Manufacturer Dassault Aviation said the UAE is buying the upgraded F4 version of its multi-role combat aircraft. That will make the Emirates Air Force the first Rafale F4 user outside of France, it said.
The deal offers a shot in the arm for France's defense industry after the collapse of a $66 billion contract for Australia to buy 12 French submarines.
Dassault Aviation boss Eric Trappier called the sale a French success story" and excellent news for France and for its aeronautical industry.
The purchase marks a sizeable step up for the UAE's military capabilities in the oil- and gas-rich region. Charles Forrester, a senior analyst at Janes, said the fighter will significantly upgrade UAE's airpower capabilities in terms of strike, air-to-air warfare, and reconnaissance."
Dassault said the Rafale will give the UAE "a tool capable of guaranteeing sovereignty and operational independence."
Macron and Mohamed bin Zayed Al Nahyan, the crown prince of Abu Dhabi, were present at the contract signing, it said.
French defense officials were jubilant. The defense minister, Florence Parly, said the deal directly contributes to regional stability.
France has deep ties to the United Arab Emirates, a federation of seven sheikdoms on the Arabian Peninsula, particularly since the Sept. 11, 2001, attacks. The UAE opened a French naval base in 2009 at Abu Dhabi's Port Zayed.
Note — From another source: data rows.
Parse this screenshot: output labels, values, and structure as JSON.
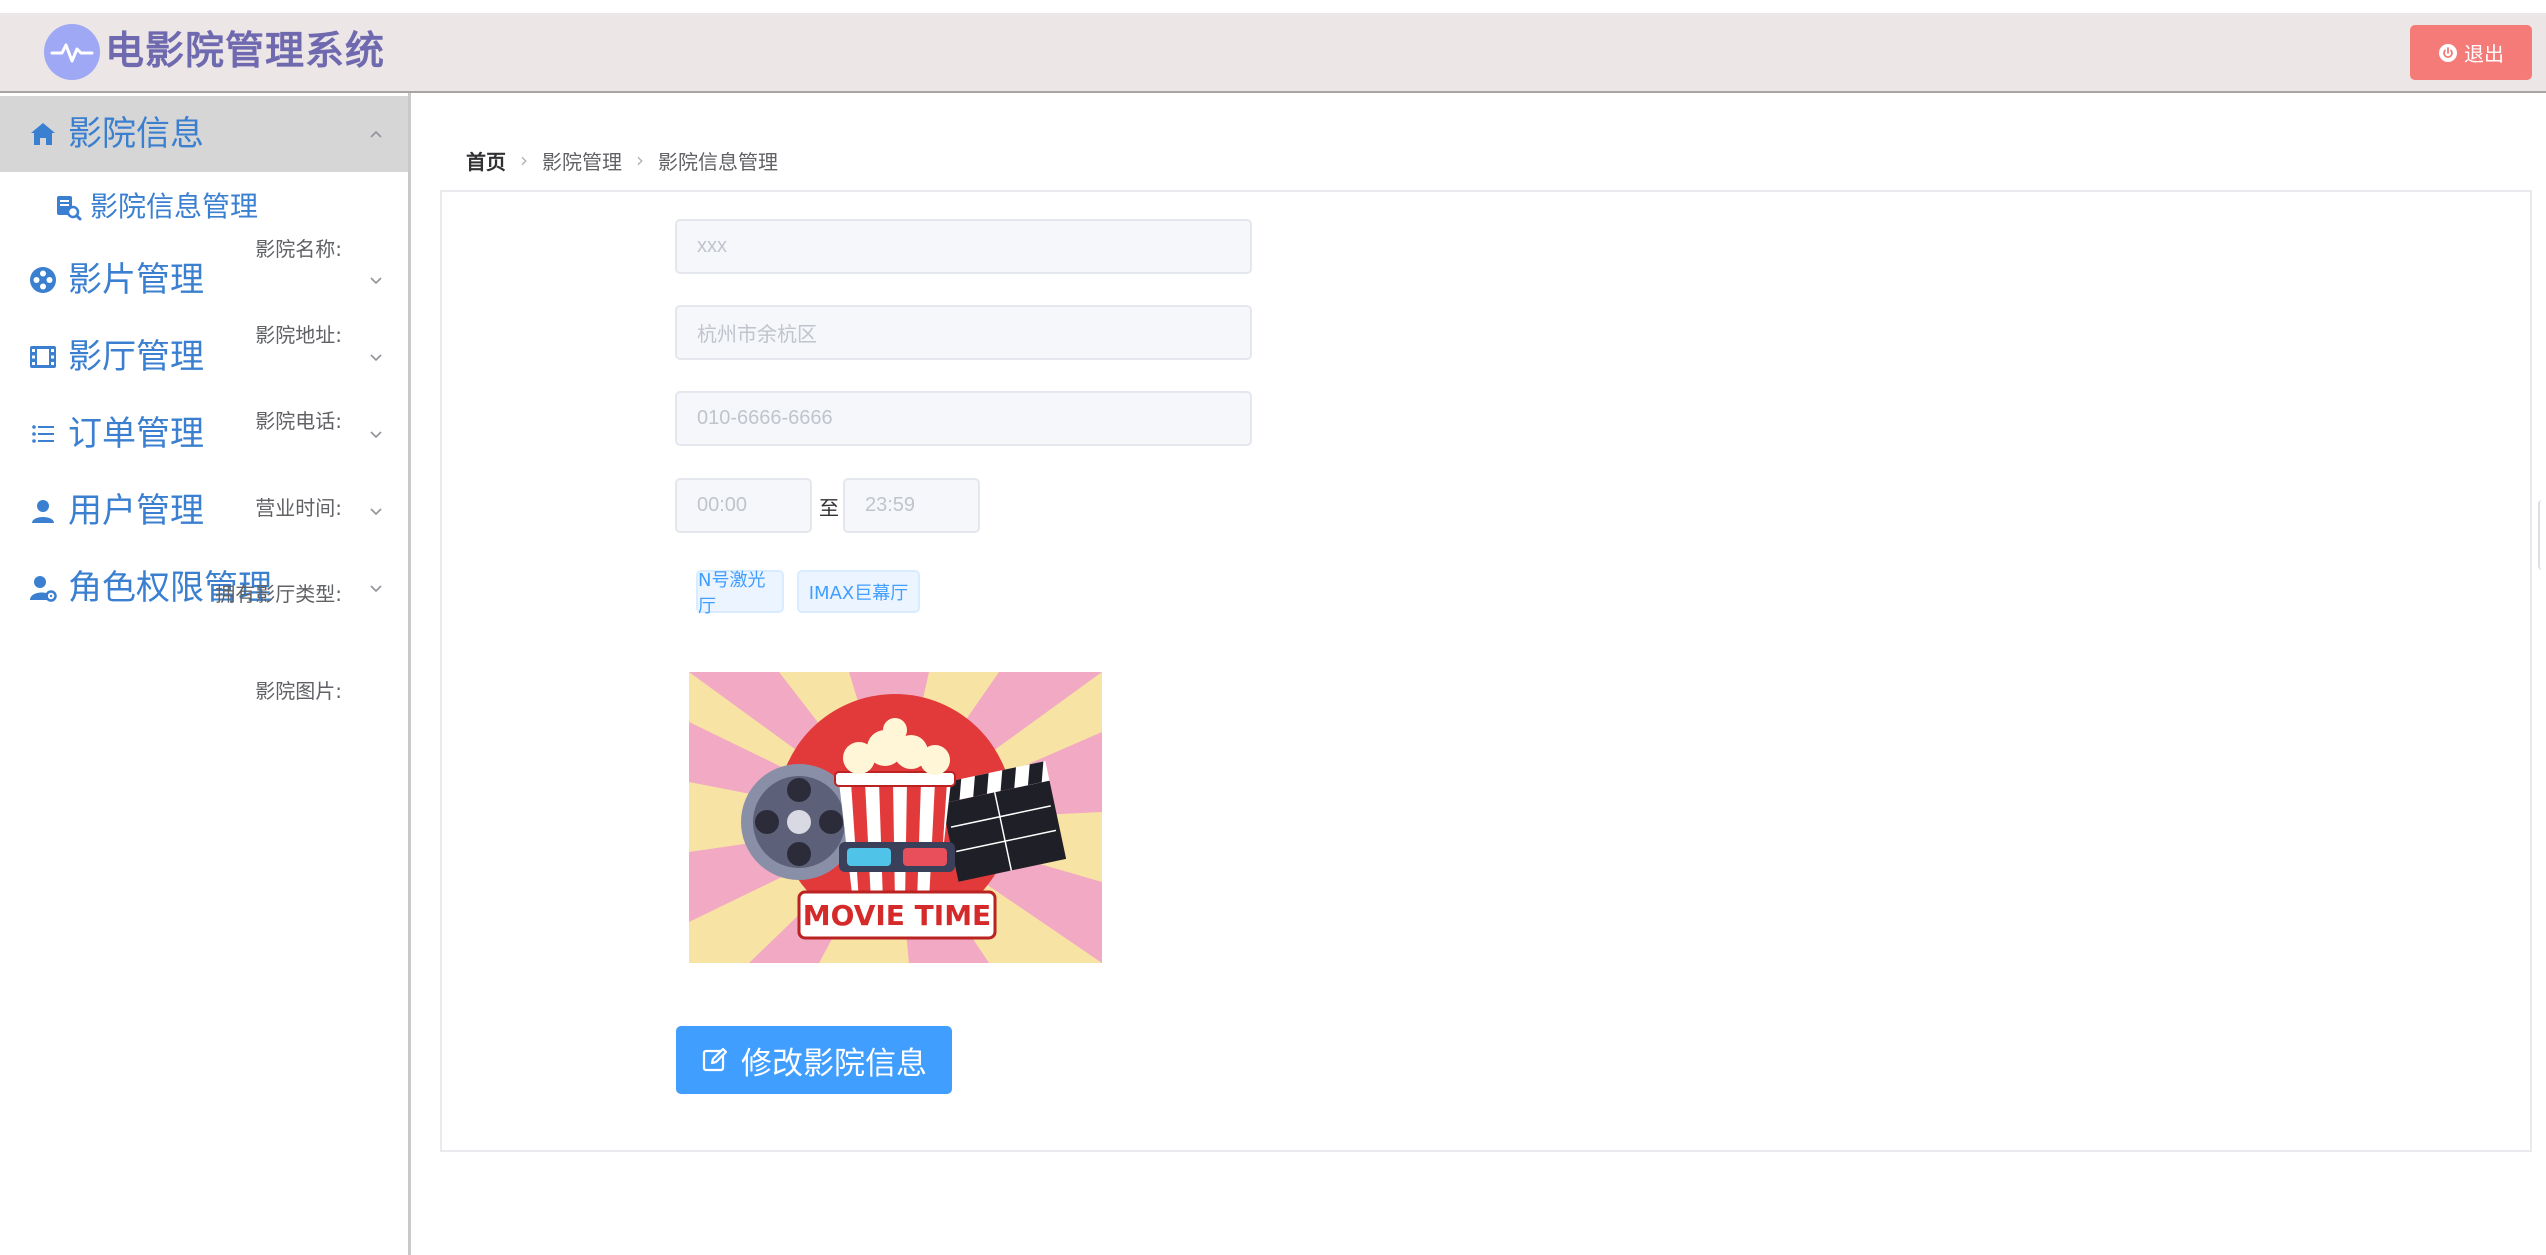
{
  "header": {
    "title": "电影院管理系统",
    "logout_label": "退出",
    "logo_icon": "activity-pulse-icon",
    "logout_icon": "power-icon",
    "colors": {
      "bar": "#ede6e6",
      "title": "#6f6ab0",
      "logout": "#f57b78"
    }
  },
  "sidebar": {
    "items": [
      {
        "label": "影院信息",
        "icon": "home-icon",
        "expanded": true,
        "children": [
          {
            "label": "影院信息管理",
            "icon": "document-search-icon"
          }
        ]
      },
      {
        "label": "影片管理",
        "icon": "film-reel-icon",
        "expanded": false
      },
      {
        "label": "影厅管理",
        "icon": "film-strip-icon",
        "expanded": false
      },
      {
        "label": "订单管理",
        "icon": "list-icon",
        "expanded": false
      },
      {
        "label": "用户管理",
        "icon": "user-icon",
        "expanded": false
      },
      {
        "label": "角色权限管理",
        "icon": "user-settings-icon",
        "expanded": false
      }
    ],
    "colors": {
      "active_bg": "#d6d6d6",
      "text": "#3a7fd0"
    }
  },
  "breadcrumb": [
    "首页",
    "影院管理",
    "影院信息管理"
  ],
  "form": {
    "name": {
      "label": "影院名称:",
      "placeholder": "xxx"
    },
    "address": {
      "label": "影院地址:",
      "placeholder": "杭州市余杭区"
    },
    "phone": {
      "label": "影院电话:",
      "placeholder": "010-6666-6666"
    },
    "hours": {
      "label": "营业时间:",
      "start_placeholder": "00:00",
      "separator": "至",
      "end_placeholder": "23:59"
    },
    "hall_types": {
      "label": "拥有影厅类型:",
      "tags": [
        "N号激光厅",
        "IMAX巨幕厅"
      ]
    },
    "image": {
      "label": "影院图片:",
      "poster_text": "MOVIE TIME"
    },
    "submit_label": "修改影院信息",
    "submit_icon": "edit-icon",
    "colors": {
      "primary": "#409eff",
      "tag_bg": "#ecf5ff"
    }
  }
}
French warplanes and personnel are also stationed at Al-Dhafra Air Base, a major facility outside the Emirati capital of Abu Dhabi that's also home to several thousand American troops.
Macron's keen interest in forging personal relationships with Abu Dhabi's crown prince and his counterpart in Saudi Arabia, Mohamed bin Salman Al Saud, makes him a welcome guest in the region. Both Gulf leaders value a degree of pragmatism when discussing democracy and human rights issues on which their countries have been heavy criticized by rights groups and European lawmakers while pursuing business opportunities.
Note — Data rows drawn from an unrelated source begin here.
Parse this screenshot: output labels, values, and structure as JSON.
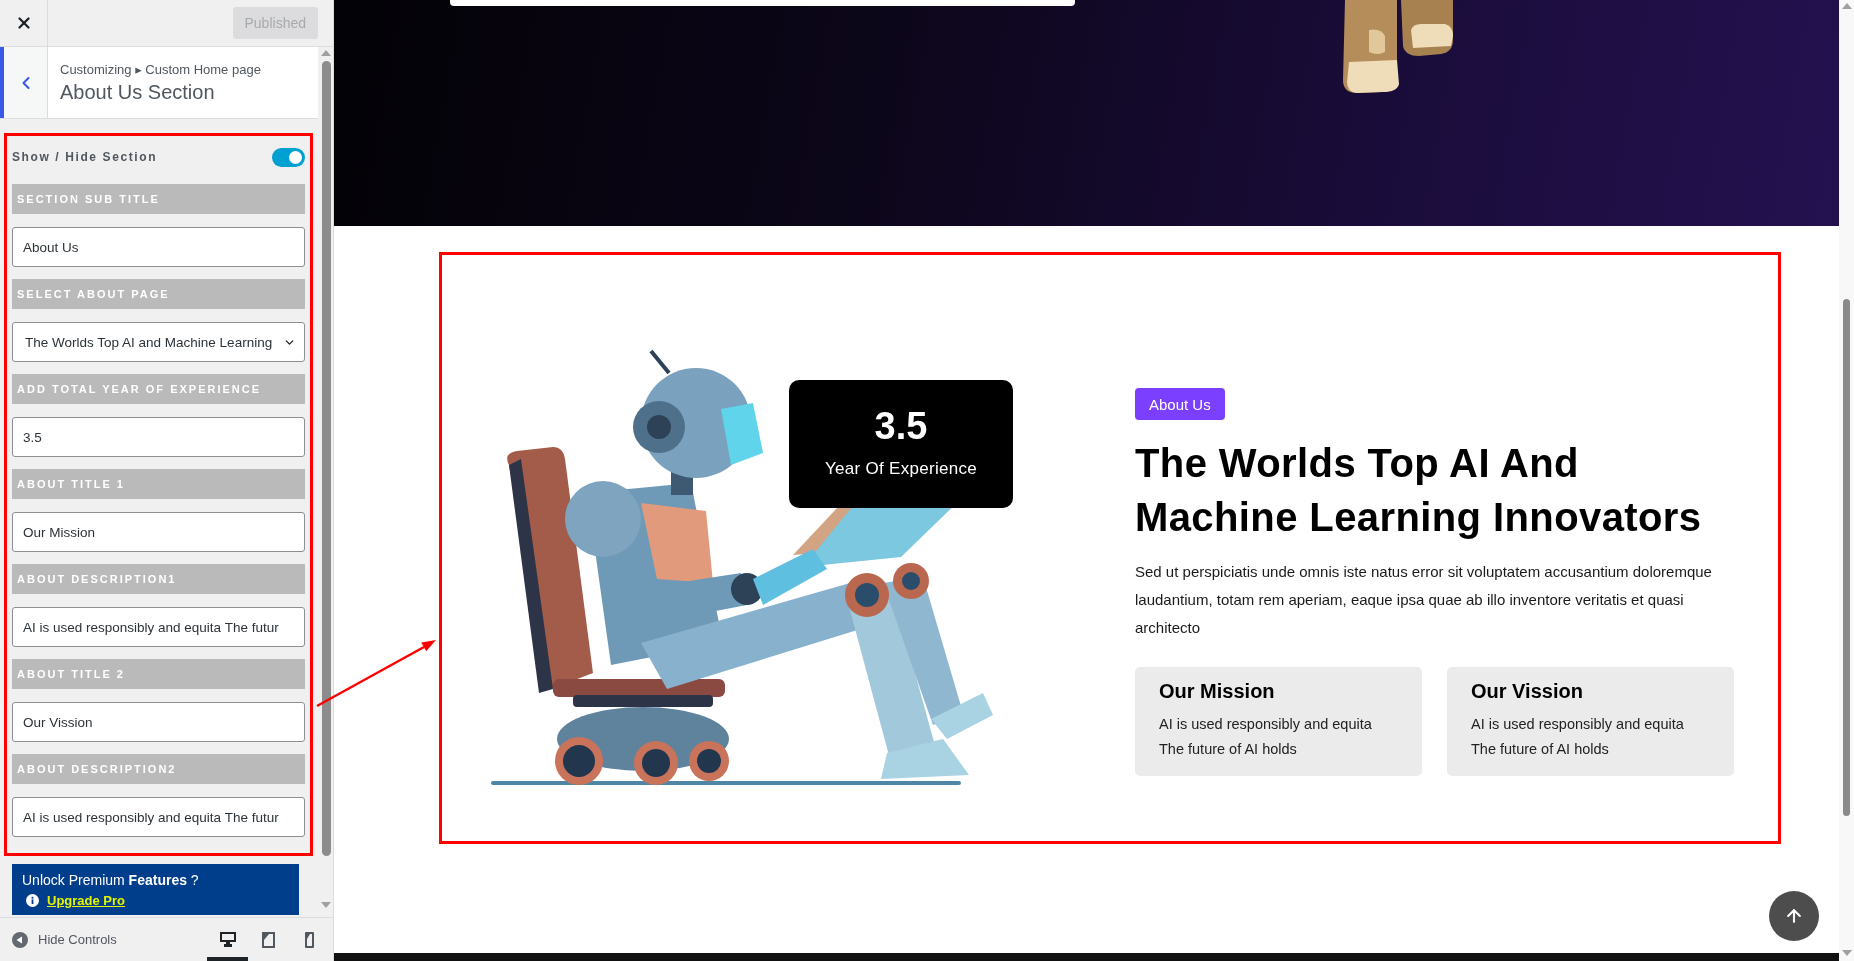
{
  "customizer": {
    "publish_button": {
      "label": "Published",
      "disabled": true
    },
    "breadcrumb": "Customizing ▸ Custom Home page",
    "section_title": "About Us Section",
    "controls": [
      {
        "kind": "toggle",
        "label": "Show / Hide Section",
        "on": true
      },
      {
        "kind": "text",
        "label": "SECTION SUB TITLE",
        "value": "About Us"
      },
      {
        "kind": "select",
        "label": "SELECT ABOUT PAGE",
        "value": "The Worlds Top AI and Machine Learning"
      },
      {
        "kind": "text",
        "label": "ADD TOTAL YEAR OF EXPERIENCE",
        "value": "3.5"
      },
      {
        "kind": "text",
        "label": "ABOUT TITLE 1",
        "value": "Our Mission"
      },
      {
        "kind": "text",
        "label": "ABOUT DESCRIPTION1",
        "value": "AI is used responsibly and equita The futur"
      },
      {
        "kind": "text",
        "label": "ABOUT TITLE 2",
        "value": "Our Vission"
      },
      {
        "kind": "text",
        "label": "ABOUT DESCRIPTION2",
        "value": "AI is used responsibly and equita The futur"
      }
    ],
    "premium": {
      "text": "Unlock Premium **Features** ?",
      "link": "Upgrade Pro"
    },
    "footer": {
      "hide_controls": "Hide Controls",
      "devices": [
        {
          "kind": "desktop",
          "selected": true
        },
        {
          "kind": "tablet",
          "selected": false
        },
        {
          "kind": "mobile",
          "selected": false
        }
      ]
    }
  },
  "preview": {
    "experience": {
      "value": "3.5",
      "label": "Year Of Experience"
    },
    "badge": "About Us",
    "heading": "The Worlds Top AI And Machine Learning Innovators",
    "description": "Sed ut perspiciatis unde omnis iste natus error sit voluptatem accusantium doloremque laudantium, totam rem aperiam, eaque ipsa quae ab illo inventore veritatis et quasi architecto",
    "cards": [
      {
        "title": "Our Mission",
        "text": "AI is used responsibly and equita The future of AI holds"
      },
      {
        "title": "Our Vission",
        "text": "AI is used responsibly and equita The future of AI holds"
      }
    ]
  }
}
Months after Macron was elected in 2017, he traveled to the UAE to inaugurate Louvre Abu Dhabi, built under a $1.2 billion agreement to share the name and art of the world-famous museum in Paris.
In September, Macron hosted Abu Dhabi's crown prince at the historic Chateau de Fontainebleau outside Paris, which was restored in 2019 with a UAE donation of 10 million euros ($11.3 million).
The UAE and France have also become increasingly aligned over a shared mistrust of Islamist political parties across the Middle East, and backed the same side in Libya's civil strife.
A senior French presidency official who spoke to reporters ahead of the trip on customary condition of anonymity said Macron will continue to push and support the efforts that contribute to the stability of the region, from the Mediterranean to the Gulf.
Gulf tensions will be discussed, the official said, in particular the revived talks about Iran's nuclear deal with world powers, following the U.S. withdrawal from the agreement by President Donald Trump. Gulf countries have long been concerned by Iran's nuclear ambitions and influence across the region, particularly in Iraq, Syria and Lebanon.
This is a hot topic, the French official said, adding that Macron discussed the issues in a phone call Monday with Iran's president. He will talk about the call and the issues including the nuclear deal talks in Vienna with Gulf leaders, who are directly concerned by this subject, like all of us but also because they are (Iran's) neighbors, the official said.
France, along with Germany and the U.K., thinks the 2015 nuclear agreement with minor tweaks is the way forward with Iran, analysts say. The UAE and Saudi Arabia have bitterly opposed the West's negotiated deal with Iran.
Although the Gulf countries did not like the West's deal with Iran, the prospect of it falling apart acrimoniously is also bad for them and arguably presents worse risks, said Jane Kinninmont, a London-based Gulf expert with the European Leadership Network think-tank.
Their view has always been the West should have gotten more out of Iran before sealing the deal, Kinninmont said. But if the West walks away with nothing, the Gulf countries are beginning to understand that their security will not improve as a result.